In fact, political and social advocacy has informed Crosby’s life and career ever since he became part of the folk scene of the early sixties, and it continues to do so. He writes vividly about CSNY’s ongoing fifty-city Freedom of Speech ’06 Tour, which has attracted large crowds of all ages across the country. Audiences have responded powerfully both to the group’s musicianship, which Crosby believes is as good as or better than it has ever been, and to the tour’s anti-war, anti-Bush, socially conscious themes. Moreover, CSNY’s recent Madison Square Garden concert sparked a widely discussed column by New York Times writer Andrew Rosenthal on the intersection between social protest and music. Along with the other members of CSNY, Crosby raises funds for various charitable organizations with every ticket sold. He also remains active in local causes, like fighting the effort to build gambling casinos in the beautiful Santa Ynez Valley of California, where he lives with Jan and Django.
As Crosby writes, he tells stories of “love, family, competition, adversity, thoughtless behavior and political anger. A lot of it is just my sheer luck in life. I was tremendously lucky, surviving injury, illness, and stupidity. As for the music, I was blessed early and often, from The Byrds to Crosby, Stills, Nash, and Young, singing with Graham, meeting my son and creating CPR, having the most astonishing music come out of that, and just as I experience the wonderful exploratory forward motion of new music, here comes Neil, oops, out of left field, and he changes everything, as usual, and it’ll change everything again when he splits, as he eventually will. It’s practically Dickensian.”

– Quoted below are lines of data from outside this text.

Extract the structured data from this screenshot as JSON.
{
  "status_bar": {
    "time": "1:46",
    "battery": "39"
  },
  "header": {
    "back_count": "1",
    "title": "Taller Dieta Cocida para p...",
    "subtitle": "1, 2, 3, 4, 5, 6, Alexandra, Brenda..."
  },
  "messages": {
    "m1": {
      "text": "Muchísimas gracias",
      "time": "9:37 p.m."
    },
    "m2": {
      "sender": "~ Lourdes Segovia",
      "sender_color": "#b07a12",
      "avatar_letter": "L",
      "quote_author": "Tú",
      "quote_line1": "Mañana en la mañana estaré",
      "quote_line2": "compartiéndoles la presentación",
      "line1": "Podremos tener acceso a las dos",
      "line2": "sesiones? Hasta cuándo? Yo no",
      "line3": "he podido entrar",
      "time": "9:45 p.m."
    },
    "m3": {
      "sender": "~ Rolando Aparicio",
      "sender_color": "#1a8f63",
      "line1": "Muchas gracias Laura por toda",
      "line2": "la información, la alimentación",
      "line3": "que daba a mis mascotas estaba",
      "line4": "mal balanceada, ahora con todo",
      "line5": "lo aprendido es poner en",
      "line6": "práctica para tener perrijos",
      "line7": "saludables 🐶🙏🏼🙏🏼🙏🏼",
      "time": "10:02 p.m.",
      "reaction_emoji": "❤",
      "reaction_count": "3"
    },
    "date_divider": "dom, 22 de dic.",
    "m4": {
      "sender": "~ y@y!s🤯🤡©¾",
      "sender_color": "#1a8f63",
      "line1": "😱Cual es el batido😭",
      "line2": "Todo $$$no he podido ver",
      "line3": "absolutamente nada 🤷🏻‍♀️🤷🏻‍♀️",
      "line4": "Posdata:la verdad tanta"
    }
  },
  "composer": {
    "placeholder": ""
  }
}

Compelling and reflective, SINCE THEN reveals David Crosby in all of his complexity and contradictions: creative and sensitive, high-spirited and uninhibited, at times reckless and infuriating. Whether sailing, scuba diving, flying a plane, making music, or being with the people he loves, he continues to live his life with passion, commitment, and exhilaration. He remains an emblem of the sixties counterculture who has influenced a whole new generation of performers, a prominent advocate for social responsibility, and a prickly thorn in the side of hypocrites of all stripes.
About Co-Author Carl Gottlieb
Carl Gottlieb wrote the screenplay for Jaws, directed by Steven Spielberg; directed the Steve Martin short film The Absent-Minded Waiter, which was nominated for an Academy Award; won an Emmy Award for his work on “The Smothers Brothers Comedy Hour;” and coauthored Long Time Gone with David Crosby, a New York Times bestseller. Other writing credits include such classic TV sitcoms as “All in the Family,” “Laverne & Shirley,” and “The Bob Newhart Show.”